From the records below, copy every line that contains the word "JSON".

[Opening Given entries section]

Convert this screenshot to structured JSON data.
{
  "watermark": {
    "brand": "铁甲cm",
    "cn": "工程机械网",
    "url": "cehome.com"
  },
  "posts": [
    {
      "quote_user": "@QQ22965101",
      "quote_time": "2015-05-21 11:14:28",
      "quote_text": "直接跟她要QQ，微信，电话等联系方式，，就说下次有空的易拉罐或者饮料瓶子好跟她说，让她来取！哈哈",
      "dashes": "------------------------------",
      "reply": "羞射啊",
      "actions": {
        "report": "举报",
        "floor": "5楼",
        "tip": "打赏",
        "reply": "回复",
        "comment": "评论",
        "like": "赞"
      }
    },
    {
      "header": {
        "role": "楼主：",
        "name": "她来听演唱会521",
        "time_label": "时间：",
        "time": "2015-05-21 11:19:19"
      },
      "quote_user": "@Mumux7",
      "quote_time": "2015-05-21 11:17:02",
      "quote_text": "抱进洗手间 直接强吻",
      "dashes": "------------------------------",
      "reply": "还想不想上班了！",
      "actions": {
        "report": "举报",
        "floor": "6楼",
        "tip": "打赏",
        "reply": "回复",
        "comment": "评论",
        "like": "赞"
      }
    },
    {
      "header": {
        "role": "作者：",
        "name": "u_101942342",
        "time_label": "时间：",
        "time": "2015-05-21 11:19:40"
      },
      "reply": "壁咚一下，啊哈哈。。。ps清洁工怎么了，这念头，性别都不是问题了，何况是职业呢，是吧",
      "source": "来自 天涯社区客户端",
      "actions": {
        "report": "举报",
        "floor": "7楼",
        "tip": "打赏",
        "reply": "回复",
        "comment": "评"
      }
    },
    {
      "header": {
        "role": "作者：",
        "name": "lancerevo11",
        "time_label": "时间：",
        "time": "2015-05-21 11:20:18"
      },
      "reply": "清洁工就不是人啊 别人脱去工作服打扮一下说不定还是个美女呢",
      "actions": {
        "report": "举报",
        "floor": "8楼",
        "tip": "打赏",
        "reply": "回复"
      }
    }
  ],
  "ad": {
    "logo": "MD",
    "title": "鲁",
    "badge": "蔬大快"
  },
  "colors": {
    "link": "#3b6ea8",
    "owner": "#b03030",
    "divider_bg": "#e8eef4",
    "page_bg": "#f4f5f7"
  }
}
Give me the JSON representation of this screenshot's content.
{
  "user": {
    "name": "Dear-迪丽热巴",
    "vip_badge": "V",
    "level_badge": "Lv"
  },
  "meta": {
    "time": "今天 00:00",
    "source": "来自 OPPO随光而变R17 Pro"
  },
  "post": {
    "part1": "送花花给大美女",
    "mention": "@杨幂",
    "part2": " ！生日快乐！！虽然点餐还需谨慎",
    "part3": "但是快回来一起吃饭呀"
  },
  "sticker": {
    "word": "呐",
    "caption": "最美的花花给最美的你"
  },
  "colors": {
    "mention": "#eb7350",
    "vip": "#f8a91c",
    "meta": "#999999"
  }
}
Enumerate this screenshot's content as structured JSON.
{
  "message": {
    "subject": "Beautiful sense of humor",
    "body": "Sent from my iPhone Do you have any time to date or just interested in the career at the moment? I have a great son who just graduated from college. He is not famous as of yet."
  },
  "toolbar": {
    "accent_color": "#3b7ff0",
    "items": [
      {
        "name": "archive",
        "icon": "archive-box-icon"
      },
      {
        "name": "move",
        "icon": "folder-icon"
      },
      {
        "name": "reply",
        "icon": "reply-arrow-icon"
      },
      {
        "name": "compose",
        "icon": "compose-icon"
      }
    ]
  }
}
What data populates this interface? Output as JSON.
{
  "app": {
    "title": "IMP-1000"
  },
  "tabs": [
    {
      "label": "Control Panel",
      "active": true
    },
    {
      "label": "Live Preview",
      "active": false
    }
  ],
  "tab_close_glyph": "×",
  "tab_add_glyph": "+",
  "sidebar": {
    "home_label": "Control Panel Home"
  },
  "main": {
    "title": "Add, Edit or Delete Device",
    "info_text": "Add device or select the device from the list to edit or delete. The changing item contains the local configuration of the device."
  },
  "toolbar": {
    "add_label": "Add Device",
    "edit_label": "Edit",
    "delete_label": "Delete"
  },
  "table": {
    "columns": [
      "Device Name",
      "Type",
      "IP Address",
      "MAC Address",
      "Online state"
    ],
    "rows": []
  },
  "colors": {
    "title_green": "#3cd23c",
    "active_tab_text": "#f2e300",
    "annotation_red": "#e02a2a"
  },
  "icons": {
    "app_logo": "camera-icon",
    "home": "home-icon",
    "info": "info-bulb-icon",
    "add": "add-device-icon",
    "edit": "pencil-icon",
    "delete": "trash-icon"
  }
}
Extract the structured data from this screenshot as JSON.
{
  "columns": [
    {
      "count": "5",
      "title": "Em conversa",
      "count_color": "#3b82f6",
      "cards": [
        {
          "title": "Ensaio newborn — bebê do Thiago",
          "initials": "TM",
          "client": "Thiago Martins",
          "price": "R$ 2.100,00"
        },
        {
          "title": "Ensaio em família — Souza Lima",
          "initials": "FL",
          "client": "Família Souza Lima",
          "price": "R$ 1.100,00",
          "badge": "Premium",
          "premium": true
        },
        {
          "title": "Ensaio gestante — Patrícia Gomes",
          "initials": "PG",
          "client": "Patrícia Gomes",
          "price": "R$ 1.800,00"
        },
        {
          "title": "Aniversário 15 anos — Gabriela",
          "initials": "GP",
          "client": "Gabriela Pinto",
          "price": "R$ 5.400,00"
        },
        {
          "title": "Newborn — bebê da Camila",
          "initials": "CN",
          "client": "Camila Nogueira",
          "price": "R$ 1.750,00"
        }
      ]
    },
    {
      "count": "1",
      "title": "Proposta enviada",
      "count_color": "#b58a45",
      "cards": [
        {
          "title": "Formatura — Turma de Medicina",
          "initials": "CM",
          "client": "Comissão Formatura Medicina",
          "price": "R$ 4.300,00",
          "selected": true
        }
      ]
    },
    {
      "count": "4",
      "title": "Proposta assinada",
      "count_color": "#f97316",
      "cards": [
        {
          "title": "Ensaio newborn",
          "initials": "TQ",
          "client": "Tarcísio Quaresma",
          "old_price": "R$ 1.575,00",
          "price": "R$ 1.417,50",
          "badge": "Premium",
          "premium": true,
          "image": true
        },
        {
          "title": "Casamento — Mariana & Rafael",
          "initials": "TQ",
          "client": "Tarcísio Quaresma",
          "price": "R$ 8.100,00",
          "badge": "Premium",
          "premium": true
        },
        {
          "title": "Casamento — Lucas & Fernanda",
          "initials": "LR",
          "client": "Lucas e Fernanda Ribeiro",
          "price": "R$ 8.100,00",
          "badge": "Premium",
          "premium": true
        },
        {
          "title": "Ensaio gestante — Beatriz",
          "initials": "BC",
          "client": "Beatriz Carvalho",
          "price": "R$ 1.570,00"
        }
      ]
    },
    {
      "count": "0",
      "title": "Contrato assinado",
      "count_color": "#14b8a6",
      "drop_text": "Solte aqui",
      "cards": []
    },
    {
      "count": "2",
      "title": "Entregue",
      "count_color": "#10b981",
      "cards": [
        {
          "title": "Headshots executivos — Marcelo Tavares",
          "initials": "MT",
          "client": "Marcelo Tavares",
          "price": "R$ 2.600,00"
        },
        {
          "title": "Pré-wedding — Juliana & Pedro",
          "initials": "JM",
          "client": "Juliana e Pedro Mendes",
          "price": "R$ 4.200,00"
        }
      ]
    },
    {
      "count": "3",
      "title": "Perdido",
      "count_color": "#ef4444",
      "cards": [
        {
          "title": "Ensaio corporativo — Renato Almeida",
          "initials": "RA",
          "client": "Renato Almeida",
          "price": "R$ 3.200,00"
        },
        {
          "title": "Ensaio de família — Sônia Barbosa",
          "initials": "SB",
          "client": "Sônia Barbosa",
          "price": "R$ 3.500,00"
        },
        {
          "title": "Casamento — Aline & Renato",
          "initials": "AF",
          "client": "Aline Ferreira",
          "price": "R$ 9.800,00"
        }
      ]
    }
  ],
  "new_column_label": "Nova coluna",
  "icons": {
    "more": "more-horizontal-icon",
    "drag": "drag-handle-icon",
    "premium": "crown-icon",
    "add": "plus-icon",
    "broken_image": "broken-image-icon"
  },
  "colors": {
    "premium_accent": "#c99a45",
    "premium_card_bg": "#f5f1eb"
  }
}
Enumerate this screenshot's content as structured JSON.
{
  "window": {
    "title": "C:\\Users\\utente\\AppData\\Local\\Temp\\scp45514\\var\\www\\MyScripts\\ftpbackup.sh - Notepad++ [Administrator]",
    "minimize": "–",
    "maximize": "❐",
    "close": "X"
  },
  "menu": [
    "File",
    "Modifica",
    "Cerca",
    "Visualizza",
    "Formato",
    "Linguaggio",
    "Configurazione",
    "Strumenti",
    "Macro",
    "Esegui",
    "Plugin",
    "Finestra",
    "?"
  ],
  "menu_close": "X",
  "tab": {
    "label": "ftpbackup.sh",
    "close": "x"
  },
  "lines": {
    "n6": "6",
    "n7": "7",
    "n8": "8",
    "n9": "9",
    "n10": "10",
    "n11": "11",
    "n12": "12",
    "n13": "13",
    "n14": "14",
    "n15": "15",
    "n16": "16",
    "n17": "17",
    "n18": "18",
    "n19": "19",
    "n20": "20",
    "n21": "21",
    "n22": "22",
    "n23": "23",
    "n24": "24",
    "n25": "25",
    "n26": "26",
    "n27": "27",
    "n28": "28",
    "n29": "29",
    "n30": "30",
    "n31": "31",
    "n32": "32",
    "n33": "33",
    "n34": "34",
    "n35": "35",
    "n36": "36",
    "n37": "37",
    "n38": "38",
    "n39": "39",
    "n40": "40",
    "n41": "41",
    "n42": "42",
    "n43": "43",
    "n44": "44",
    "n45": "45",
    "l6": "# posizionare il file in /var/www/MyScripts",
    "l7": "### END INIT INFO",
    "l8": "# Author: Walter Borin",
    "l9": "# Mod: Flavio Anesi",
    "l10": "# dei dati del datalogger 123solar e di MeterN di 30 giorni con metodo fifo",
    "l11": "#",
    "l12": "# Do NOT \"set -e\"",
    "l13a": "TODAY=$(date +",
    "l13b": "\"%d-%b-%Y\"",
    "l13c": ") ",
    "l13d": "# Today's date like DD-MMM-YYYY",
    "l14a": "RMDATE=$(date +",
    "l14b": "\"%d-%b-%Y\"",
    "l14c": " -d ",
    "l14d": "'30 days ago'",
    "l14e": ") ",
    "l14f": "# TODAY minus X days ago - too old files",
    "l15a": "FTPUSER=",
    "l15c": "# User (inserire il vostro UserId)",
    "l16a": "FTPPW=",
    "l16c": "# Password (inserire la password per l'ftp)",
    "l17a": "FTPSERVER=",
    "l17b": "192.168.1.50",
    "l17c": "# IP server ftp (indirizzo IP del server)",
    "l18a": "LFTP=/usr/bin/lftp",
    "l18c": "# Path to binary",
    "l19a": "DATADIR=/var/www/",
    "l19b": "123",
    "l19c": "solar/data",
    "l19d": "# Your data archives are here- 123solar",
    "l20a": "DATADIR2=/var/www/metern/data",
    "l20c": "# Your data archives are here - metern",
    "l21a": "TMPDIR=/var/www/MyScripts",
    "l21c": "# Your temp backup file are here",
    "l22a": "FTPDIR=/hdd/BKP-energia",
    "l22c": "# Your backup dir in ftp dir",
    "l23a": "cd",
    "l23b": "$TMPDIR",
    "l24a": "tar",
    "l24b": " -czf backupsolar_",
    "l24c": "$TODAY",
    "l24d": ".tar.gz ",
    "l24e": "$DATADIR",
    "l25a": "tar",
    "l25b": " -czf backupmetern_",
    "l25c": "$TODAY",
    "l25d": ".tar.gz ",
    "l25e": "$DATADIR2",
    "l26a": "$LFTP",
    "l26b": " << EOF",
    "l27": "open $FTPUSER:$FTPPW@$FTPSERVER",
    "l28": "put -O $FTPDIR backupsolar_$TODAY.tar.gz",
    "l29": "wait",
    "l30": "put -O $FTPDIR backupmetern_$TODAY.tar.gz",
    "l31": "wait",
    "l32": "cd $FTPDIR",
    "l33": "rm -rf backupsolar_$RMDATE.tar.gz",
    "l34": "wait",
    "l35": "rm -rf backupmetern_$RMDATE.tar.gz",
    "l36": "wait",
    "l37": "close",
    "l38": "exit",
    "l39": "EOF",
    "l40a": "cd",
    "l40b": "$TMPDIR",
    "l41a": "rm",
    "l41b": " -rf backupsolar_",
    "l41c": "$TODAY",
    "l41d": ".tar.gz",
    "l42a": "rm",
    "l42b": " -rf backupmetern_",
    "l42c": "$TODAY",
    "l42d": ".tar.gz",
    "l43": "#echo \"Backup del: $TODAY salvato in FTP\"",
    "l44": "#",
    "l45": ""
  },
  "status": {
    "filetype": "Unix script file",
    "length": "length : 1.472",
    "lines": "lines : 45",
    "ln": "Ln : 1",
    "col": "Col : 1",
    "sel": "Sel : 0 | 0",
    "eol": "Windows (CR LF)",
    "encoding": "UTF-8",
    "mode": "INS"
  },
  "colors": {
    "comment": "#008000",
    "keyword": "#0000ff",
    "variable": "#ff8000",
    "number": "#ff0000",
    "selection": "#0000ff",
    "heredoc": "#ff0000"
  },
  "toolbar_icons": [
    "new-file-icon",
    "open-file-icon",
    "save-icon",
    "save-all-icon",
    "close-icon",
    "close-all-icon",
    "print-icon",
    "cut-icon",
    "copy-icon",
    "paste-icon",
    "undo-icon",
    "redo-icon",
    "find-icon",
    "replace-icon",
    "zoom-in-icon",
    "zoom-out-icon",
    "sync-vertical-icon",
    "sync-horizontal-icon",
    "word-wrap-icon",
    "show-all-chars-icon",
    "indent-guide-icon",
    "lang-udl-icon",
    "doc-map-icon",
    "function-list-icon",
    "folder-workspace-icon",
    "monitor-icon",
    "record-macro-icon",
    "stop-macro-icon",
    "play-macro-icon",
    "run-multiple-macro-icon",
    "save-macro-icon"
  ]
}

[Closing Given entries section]

*Answer to this task*
Convert this screenshot to structured JSON data.
Give me the JSON representation of this screenshot's content.
Enumerate this screenshot's content as structured JSON.
What data populates this interface? Output as JSON.
Extract the structured data from this screenshot as JSON.
Enumerate this screenshot's content as structured JSON.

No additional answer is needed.